- The Massachusetts Institute of Technology has recruited graduate student and professional philosophers to serve as grading assistants in one of its massive open online courses for philosophy. Officials say it is an add-on for students who are seeking additional feedback in their professional development.
- Students pay $300 extra dollars for the right to authenticate that their papers are graded by a professional philosopher, instead of automated software which the school is currently piloting to help in grading thousands of essays.
- Nearly 90,000 learners have signed up for the philosophy MOOC, now in its third edition.
The addition of professional graders for MOOC offerings brings distance learning closer to what mainstream higher education will look like in a few years. Opportunities for students to engage with professionals provide credentialing in its most basic form, even through digital space. MIT, which won't have any problem with the majority of its graduates getting jobs, is piloting a system for smaller four-year and community colleges to follow.
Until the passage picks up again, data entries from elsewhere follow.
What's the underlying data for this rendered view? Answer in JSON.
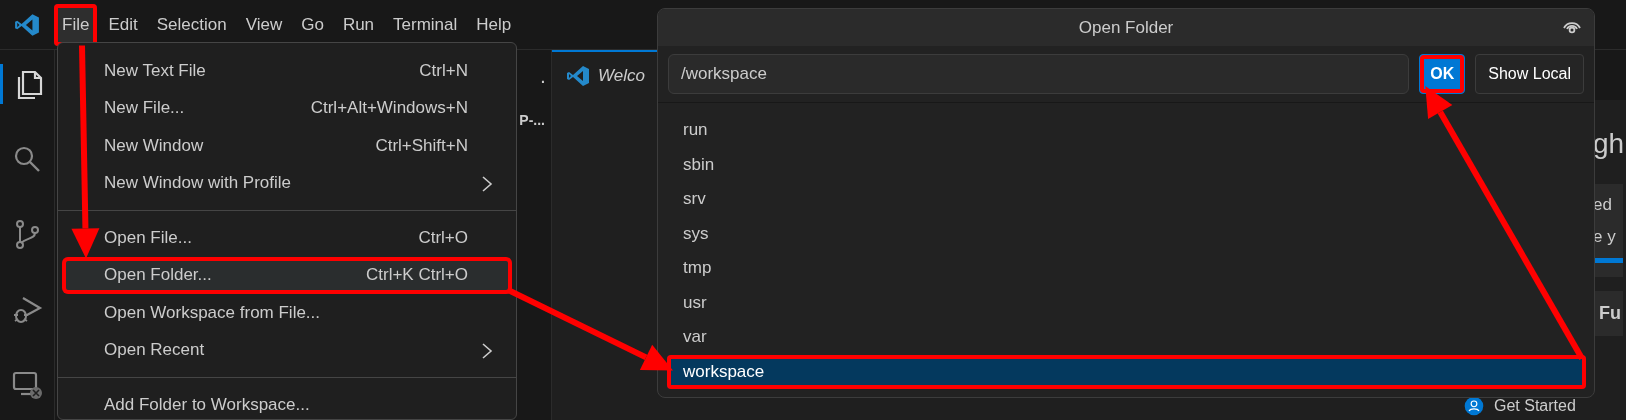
{
  "menubar": [
    {
      "label": "File",
      "open": true,
      "highlighted": true
    },
    {
      "label": "Edit",
      "open": false,
      "highlighted": false
    },
    {
      "label": "Selection",
      "open": false,
      "highlighted": false
    },
    {
      "label": "View",
      "open": false,
      "highlighted": false
    },
    {
      "label": "Go",
      "open": false,
      "highlighted": false
    },
    {
      "label": "Run",
      "open": false,
      "highlighted": false
    },
    {
      "label": "Terminal",
      "open": false,
      "highlighted": false
    },
    {
      "label": "Help",
      "open": false,
      "highlighted": false
    }
  ],
  "activity_bar": [
    {
      "kind": "explorer",
      "selected": true
    },
    {
      "kind": "search",
      "selected": false
    },
    {
      "kind": "source_control",
      "selected": false
    },
    {
      "kind": "run_debug",
      "selected": false
    },
    {
      "kind": "remote",
      "selected": false
    }
  ],
  "sidebar": {
    "items": [
      {
        "label": "."
      },
      {
        "label": "P-..."
      }
    ]
  },
  "editor": {
    "tabs": [
      {
        "label": "Welco",
        "selected": true
      }
    ],
    "welcome": {
      "heading": "gh",
      "card_lines": [
        "ed",
        "e y"
      ],
      "progress": {
        "level": 1
      },
      "card_title": "Fu",
      "footer_link": "Get Started"
    }
  },
  "file_menu": [
    {
      "kind": "item",
      "label": "New Text File",
      "shortcut": "Ctrl+N",
      "submenu": false,
      "hovered": false,
      "highlighted": false
    },
    {
      "kind": "item",
      "label": "New File...",
      "shortcut": "Ctrl+Alt+Windows+N",
      "submenu": false,
      "hovered": false,
      "highlighted": false
    },
    {
      "kind": "item",
      "label": "New Window",
      "shortcut": "Ctrl+Shift+N",
      "submenu": false,
      "hovered": false,
      "highlighted": false
    },
    {
      "kind": "item",
      "label": "New Window with Profile",
      "submenu": true,
      "hovered": false,
      "highlighted": false
    },
    {
      "kind": "separator"
    },
    {
      "kind": "item",
      "label": "Open File...",
      "shortcut": "Ctrl+O",
      "submenu": false,
      "hovered": false,
      "highlighted": false
    },
    {
      "kind": "item",
      "label": "Open Folder...",
      "shortcut": "Ctrl+K Ctrl+O",
      "submenu": false,
      "hovered": true,
      "highlighted": true
    },
    {
      "kind": "item",
      "label": "Open Workspace from File...",
      "submenu": false,
      "hovered": false,
      "highlighted": false
    },
    {
      "kind": "item",
      "label": "Open Recent",
      "submenu": true,
      "hovered": false,
      "highlighted": false
    },
    {
      "kind": "separator"
    },
    {
      "kind": "item",
      "label": "Add Folder to Workspace...",
      "submenu": false,
      "hovered": false,
      "highlighted": false
    }
  ],
  "dialog": {
    "title": "Open Folder",
    "path": "/workspace",
    "buttons": [
      {
        "label": "OK",
        "primary": true,
        "highlighted": true
      },
      {
        "label": "Show Local",
        "primary": false,
        "highlighted": false
      }
    ],
    "entries": [
      {
        "name": "run",
        "selected": false,
        "highlighted": false
      },
      {
        "name": "sbin",
        "selected": false,
        "highlighted": false
      },
      {
        "name": "srv",
        "selected": false,
        "highlighted": false
      },
      {
        "name": "sys",
        "selected": false,
        "highlighted": false
      },
      {
        "name": "tmp",
        "selected": false,
        "highlighted": false
      },
      {
        "name": "usr",
        "selected": false,
        "highlighted": false
      },
      {
        "name": "var",
        "selected": false,
        "highlighted": false
      },
      {
        "name": "workspace",
        "selected": true,
        "highlighted": true
      }
    ]
  }
}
This model works for several disciplines within the liberal arts, and even some technical majors. The chance for students at any level to hear from people who have emerged from the same process as finished projects, or professionals in the making, positions colleges to offer all new methods of recruitment outreach and student engagement.
- Inside Higher Ed Humans, the Latest MOOC Feature